The timing of the overall decline since 2004 strongly suggests that ANC policy and misgovernance are the main culprits.
By Ed Stoddard
One of the several targets that Minerals and Energy Minister Gwede Mantashe has missed is the goal he stated in 2019 to have South Africa account for at least 5% of the mining sector’s global exploration budget “within the next three to five years”. The latest 2022 data underscore just how far short this target has fallen. We [Daily Maverick] recently reported on S&P Global’s World Exploration Trends 2023 report (which covers 2022), pointedly noting that South Africa was not even mentioned in the text made available to journalists. South Africa has all but vanished from investment radar screens when it comes to exploration.
Further data that S&P Global gathered for 2022 shows that South Africa last year accounted for 0.80% of global exploration expenditure. So, three years after Mantashe aimed for 5% within three to five years, South Africa is not even close. Indeed, it’s still below 1%.
But Mantashe is a member of a party and a Cabinet where accountability and performance demonstrably mean nothing, and he presides over a department where standards appear to be pretty low.
It’s revealing to note that the last time South Africa accounted for over 5% of the mining sector’s global exploration budget was in 2004 and it has generally been downhill from there, falling below 1% in 2020 — the year after Mantashe laid down his 5% target — and remaining stuck there.
The timing of the overall decline since 2004 strongly suggests that ANC policy and misgovernance are the main culprits. That was the year the Mineral and Petroleum Resources Development Act (MPRDA) came into effect, giving rise to the original Mining Charter with BEE and other targets that are onerous from an investment perspective.
There have since been updates to the charter and legal wrangling over concepts such as “once-empowered, always empowered” — which means that once a company reaches its required black ownership target threshold, it does not have to top up again if black shareholders sell their stake.
BEE requirements for exploration were scrapped under Charter Three, but it has not been implemented yet. And industry sources say that “activist officials” in the department interpret the charter in such a way that foreign applicants for exploration or prospecting rights are made to feel unwelcome. This has included insisting on BEE requirements for exploration even after Charter Three was supposed to have dispensed with them.
Exploration is vital because, without it, you won’t have new projects and new mines. It’s as simple as that, and South Africa, after more than a century of industrial-scale mining, still has plenty of untapped and undiscovered mineral wealth. South African mining production in 2022 fell by more than 7%, part of a long-term trajectory into the abyss.
The other massive obstacle to exploration, which we have reported on extensively, is the DMRE’s useless Samrad system for mining rights applications, which had a backlog at one point of more than 5,000, speaking to the department’s dysfunction.
The DMRE has been promising for years to replace Samrad with a proper mining cadastre, which provides the public with easy online access to the state of play of mining rights in a country as well as its known resource wealth.
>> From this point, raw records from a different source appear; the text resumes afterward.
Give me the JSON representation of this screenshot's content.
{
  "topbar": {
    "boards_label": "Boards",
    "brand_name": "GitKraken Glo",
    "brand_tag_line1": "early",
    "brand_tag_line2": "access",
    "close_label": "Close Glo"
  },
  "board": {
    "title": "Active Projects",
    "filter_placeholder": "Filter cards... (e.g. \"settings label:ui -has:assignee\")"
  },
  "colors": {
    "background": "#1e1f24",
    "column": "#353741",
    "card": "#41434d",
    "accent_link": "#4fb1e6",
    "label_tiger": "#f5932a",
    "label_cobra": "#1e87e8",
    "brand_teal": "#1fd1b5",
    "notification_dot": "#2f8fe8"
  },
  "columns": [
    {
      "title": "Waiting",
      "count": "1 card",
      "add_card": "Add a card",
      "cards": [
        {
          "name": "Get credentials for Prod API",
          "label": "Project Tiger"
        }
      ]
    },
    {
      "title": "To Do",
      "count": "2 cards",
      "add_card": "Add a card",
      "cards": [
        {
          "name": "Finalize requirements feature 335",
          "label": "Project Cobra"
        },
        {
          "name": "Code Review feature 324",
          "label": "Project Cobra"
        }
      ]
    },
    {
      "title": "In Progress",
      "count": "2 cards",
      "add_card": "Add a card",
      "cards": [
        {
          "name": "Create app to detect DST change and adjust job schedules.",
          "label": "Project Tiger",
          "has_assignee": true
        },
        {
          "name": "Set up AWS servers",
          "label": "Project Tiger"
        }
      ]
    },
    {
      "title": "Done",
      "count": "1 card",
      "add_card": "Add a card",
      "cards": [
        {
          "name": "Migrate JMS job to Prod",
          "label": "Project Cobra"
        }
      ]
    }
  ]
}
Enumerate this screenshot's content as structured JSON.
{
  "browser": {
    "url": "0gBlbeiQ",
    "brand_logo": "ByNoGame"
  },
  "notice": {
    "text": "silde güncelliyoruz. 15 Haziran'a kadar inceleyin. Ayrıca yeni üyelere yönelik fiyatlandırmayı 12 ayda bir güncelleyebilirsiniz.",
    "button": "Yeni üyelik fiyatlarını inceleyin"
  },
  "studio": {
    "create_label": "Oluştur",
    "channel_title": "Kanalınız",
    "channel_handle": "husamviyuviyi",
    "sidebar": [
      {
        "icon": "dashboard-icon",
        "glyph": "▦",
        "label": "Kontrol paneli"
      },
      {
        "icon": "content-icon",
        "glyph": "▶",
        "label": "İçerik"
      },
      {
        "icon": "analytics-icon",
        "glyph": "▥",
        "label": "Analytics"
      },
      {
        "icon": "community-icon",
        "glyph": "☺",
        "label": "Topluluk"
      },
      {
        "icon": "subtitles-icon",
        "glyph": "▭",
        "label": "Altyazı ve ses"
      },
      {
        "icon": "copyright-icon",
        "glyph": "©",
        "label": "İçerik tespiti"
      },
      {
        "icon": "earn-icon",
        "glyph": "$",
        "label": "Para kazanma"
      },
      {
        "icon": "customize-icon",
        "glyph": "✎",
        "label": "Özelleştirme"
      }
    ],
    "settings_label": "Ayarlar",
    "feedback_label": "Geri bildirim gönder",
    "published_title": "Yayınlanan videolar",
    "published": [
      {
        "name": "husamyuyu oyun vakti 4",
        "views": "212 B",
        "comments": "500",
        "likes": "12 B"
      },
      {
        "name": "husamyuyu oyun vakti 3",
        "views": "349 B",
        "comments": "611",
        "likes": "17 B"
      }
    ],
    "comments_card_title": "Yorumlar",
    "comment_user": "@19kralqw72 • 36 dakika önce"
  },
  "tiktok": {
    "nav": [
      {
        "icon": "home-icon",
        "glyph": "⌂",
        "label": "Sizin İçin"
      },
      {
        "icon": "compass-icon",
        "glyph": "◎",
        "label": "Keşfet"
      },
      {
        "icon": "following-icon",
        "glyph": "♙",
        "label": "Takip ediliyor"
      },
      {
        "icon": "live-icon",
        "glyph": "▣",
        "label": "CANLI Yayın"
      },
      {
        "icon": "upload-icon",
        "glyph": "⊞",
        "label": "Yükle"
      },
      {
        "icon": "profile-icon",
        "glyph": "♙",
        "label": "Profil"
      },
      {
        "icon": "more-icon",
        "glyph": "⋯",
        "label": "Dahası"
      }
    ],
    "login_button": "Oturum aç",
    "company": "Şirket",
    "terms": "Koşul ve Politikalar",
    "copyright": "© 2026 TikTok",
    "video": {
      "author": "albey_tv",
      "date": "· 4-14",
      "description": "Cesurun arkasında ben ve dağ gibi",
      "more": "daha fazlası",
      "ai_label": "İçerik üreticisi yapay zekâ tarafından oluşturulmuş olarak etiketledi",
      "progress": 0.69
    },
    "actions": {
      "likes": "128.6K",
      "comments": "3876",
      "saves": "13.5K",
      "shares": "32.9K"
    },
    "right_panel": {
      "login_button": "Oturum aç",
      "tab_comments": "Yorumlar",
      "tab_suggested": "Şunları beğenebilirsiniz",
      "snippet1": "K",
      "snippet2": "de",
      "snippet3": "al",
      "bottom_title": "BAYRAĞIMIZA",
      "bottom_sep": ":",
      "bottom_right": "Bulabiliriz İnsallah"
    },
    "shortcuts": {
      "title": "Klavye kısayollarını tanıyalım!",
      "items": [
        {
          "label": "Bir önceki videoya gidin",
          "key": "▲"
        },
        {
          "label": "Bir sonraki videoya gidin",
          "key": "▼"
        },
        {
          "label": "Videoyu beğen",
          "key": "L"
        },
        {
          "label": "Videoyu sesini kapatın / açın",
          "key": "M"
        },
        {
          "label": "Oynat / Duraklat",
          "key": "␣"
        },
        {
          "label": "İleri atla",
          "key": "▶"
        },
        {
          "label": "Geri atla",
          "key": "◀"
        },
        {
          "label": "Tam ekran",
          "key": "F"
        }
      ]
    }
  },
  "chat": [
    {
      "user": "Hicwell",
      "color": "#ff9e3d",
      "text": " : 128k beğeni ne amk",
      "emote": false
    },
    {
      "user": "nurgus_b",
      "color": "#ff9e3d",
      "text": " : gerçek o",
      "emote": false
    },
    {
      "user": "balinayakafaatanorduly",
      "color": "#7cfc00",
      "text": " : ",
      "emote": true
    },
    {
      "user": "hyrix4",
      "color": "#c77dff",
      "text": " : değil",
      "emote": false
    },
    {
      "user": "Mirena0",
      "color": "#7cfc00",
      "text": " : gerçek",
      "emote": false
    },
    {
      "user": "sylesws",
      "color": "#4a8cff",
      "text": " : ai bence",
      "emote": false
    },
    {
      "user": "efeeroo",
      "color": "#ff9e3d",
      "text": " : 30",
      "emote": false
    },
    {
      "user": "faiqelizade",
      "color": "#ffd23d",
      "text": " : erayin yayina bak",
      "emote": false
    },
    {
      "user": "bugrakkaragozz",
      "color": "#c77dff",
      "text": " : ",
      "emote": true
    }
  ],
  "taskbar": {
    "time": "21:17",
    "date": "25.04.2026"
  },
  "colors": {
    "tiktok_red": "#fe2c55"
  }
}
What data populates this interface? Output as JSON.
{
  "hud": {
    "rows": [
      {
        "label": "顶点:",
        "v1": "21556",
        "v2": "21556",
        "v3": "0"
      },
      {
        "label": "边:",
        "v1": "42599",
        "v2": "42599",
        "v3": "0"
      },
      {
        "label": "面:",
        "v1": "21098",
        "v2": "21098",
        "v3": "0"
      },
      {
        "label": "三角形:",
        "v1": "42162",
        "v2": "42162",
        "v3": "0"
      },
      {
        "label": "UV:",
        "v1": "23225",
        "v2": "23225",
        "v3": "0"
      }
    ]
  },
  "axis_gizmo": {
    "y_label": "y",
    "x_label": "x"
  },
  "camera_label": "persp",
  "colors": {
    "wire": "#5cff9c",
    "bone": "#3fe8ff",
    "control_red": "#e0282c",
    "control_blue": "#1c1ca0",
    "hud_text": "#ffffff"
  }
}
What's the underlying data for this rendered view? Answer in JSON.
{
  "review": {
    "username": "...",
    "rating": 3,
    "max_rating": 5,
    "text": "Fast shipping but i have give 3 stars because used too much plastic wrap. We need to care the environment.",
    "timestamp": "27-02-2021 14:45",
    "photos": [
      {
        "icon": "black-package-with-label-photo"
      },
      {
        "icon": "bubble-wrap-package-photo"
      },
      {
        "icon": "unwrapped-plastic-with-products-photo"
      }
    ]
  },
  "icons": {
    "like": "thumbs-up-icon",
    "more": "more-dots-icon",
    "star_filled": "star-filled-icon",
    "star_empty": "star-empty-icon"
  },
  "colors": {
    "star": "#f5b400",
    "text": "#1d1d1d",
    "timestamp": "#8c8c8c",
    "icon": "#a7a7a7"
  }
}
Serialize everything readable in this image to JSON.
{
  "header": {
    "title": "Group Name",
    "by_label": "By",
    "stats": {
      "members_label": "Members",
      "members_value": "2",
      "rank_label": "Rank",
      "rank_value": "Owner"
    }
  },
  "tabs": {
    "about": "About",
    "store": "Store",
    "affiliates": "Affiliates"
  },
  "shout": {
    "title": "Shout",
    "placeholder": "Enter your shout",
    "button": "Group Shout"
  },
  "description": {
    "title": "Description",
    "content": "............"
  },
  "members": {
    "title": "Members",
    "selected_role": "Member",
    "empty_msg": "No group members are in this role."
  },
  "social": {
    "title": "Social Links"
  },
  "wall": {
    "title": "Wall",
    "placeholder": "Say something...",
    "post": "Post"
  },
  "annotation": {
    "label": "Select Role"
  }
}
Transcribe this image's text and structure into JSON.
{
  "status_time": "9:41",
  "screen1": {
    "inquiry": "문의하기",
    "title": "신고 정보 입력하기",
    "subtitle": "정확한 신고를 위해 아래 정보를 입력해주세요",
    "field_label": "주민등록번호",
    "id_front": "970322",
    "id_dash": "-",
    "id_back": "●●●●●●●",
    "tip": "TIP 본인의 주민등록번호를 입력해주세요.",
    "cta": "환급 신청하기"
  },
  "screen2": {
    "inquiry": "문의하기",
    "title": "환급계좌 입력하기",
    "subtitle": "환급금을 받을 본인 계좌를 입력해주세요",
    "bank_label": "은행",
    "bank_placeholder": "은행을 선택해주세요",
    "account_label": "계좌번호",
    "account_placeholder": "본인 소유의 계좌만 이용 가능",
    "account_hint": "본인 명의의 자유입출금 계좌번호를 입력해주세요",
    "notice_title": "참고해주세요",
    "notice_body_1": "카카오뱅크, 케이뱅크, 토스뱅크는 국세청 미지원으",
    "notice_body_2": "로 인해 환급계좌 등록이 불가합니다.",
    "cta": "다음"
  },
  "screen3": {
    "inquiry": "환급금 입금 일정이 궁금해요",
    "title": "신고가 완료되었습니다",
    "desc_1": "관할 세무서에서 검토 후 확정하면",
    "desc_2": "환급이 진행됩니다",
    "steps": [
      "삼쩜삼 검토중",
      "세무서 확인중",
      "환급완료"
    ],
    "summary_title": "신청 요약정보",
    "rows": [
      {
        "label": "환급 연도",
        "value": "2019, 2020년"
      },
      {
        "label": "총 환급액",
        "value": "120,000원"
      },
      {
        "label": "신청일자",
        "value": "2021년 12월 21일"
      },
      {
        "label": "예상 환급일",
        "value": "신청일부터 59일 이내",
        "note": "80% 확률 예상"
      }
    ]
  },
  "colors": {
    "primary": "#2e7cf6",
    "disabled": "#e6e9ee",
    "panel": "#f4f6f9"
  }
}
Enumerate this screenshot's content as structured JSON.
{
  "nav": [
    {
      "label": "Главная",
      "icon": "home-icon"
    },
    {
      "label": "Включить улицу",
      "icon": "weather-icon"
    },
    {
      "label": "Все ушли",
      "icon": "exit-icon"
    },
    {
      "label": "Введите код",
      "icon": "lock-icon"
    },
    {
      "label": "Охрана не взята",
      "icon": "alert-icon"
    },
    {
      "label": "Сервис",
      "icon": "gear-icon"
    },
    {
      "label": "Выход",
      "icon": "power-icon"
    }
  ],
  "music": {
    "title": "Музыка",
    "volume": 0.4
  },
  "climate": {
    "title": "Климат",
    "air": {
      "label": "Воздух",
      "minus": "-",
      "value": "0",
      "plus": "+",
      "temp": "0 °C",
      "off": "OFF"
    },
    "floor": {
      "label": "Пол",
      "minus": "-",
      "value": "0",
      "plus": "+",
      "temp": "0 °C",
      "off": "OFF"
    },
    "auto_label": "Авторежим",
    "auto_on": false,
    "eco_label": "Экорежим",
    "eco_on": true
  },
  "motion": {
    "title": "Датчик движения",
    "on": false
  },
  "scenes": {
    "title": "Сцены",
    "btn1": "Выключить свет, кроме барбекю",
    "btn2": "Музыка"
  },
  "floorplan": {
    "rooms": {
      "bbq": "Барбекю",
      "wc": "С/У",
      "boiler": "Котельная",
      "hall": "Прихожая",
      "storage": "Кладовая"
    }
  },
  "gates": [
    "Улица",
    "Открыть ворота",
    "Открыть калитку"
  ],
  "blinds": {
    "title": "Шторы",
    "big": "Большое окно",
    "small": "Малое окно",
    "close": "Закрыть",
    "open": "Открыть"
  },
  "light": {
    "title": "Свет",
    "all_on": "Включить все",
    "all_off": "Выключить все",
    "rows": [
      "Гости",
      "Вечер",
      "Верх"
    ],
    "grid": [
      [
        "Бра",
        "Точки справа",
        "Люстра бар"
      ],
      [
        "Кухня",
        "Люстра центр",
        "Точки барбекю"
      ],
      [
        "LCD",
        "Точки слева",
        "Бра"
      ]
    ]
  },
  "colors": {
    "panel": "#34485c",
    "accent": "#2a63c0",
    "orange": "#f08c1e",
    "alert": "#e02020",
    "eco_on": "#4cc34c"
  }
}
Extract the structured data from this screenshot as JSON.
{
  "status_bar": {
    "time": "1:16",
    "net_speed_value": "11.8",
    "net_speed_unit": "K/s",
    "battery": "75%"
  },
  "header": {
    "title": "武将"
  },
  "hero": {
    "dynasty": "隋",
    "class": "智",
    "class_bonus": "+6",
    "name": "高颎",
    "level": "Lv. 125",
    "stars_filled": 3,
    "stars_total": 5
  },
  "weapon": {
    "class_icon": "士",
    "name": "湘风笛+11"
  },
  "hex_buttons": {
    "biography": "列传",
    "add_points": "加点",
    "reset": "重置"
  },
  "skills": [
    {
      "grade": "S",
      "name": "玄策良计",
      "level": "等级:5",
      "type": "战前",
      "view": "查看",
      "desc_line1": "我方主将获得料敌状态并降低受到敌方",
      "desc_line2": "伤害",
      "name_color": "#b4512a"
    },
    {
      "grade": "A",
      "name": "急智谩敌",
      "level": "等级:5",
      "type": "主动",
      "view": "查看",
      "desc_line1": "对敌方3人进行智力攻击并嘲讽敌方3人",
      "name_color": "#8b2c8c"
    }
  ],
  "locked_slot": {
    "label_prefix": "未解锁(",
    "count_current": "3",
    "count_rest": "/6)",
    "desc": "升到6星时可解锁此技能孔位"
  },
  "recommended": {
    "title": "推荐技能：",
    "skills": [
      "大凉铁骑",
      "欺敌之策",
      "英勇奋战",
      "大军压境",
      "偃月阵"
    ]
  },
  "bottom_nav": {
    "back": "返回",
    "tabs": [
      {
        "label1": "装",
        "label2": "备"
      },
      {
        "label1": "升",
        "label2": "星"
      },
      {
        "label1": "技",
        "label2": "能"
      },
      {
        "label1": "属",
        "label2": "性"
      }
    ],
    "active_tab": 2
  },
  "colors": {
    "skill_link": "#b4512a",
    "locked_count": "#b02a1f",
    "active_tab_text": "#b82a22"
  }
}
A functional one also allows for mining rights applications to be made and tracked with ease.
Many African countries, including neighbouring Botswana, Namibia and Mozambique, have recently adopted a ready-made, off-the-shelf platform operated by Colorado-based Trimble. In 2015, Trimble acquired Spatial Dimension. Founded in Cape Town in 1999, this unit has been at the forefront of Trimble’s cadastre offerings and is seen as the gold standard by the mining industry.
But the DMRE wasted years trying to get a made-to-order system, raising suspicions that it was not very interested in transparency. That tender was so badly done that it was effectively torpedoed by the State Information Technology Agency (Sita) and now the department has promised to acquire an “off-the-shelf” cadastre. In mid-February, Mantashe said it would be issued by the end of February. When that deadline was reached, the DMRE said the middle of March — so, like now.
As we went to publication, there was still no sign of it, but the damage has been done, as the 2022 data painfully show. Meanwhile, the DMRE has “been seized” — to use one of its top expressions — with the need to tender for a media monitoring system, which would include an “early warning system” for “incoming media-launched attacks”. It also wants to measure the “tone” of individual journalists and publications.
Rome is burning, but the DMRE is worried about its reputation, which it has soiled itself. And so we have this ridiculous fiddling. It also turns out that a similar tender was issued in 2019, and we still await the DMRE’s response to our queries on what became of that.
Returning to the S&P findings, South Africa was last top of the exploration charts for Africa in 2011. In 2022 it was fifth, with Mali and DRC, as we previously reported, at the top. Mali, of course, has “issues”, including a Jihadist insurgency. And yet it’s a more attractive exploration destination than South Africa.
But hey, the DMRE is worried about media coverage of its shortcomings and failings. That shows where its priorities lie.
This story first appeared in Daily Maverick